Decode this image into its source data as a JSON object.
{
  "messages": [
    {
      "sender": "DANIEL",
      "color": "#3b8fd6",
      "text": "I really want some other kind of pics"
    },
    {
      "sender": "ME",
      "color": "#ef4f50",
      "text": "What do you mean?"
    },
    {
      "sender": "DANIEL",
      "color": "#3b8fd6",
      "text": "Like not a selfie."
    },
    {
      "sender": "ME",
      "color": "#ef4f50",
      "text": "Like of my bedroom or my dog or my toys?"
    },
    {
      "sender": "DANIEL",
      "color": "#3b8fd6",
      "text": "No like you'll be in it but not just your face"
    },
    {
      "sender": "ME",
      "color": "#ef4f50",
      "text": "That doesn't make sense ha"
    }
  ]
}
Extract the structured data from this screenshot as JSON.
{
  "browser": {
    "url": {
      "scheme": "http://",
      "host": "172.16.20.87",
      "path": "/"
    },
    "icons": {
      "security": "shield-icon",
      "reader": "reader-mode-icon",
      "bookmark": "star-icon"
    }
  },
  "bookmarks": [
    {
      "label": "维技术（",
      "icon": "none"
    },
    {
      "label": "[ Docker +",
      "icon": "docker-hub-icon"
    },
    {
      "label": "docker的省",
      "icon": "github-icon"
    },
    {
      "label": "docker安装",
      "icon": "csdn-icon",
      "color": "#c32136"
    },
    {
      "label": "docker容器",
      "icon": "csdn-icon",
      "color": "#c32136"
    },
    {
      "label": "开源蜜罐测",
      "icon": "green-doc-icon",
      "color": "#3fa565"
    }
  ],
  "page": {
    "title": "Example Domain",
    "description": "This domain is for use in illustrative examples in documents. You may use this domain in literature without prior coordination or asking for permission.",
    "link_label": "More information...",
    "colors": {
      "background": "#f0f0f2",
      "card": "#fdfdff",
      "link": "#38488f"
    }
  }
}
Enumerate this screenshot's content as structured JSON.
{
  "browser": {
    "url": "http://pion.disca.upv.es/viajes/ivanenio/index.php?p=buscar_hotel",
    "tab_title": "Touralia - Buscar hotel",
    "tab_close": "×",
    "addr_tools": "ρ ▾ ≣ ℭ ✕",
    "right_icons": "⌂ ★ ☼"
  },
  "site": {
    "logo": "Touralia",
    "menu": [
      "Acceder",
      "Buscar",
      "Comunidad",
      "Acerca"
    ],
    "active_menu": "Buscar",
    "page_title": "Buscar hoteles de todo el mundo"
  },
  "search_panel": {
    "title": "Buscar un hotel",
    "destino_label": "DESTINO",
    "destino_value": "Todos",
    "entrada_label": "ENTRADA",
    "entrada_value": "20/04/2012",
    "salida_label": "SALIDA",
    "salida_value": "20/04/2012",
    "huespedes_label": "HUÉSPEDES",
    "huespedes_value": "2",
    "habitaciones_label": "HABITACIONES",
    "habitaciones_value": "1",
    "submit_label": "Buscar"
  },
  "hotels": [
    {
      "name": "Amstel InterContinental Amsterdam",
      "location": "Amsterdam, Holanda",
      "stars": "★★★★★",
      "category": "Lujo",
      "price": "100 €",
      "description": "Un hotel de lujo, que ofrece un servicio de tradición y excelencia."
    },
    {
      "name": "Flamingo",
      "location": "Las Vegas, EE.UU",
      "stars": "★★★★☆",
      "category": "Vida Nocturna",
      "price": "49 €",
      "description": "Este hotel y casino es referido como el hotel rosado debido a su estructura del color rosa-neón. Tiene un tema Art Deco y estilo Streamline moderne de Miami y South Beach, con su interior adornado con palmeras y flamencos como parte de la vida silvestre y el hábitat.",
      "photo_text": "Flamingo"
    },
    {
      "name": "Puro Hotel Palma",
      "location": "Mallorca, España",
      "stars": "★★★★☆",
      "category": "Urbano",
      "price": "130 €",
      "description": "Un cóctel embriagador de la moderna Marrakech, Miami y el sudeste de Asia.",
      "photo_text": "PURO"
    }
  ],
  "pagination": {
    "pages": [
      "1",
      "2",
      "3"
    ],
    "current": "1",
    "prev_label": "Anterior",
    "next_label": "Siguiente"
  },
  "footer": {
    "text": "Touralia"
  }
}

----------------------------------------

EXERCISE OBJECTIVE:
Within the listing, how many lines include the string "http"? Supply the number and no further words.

ANSWER BELOW:
2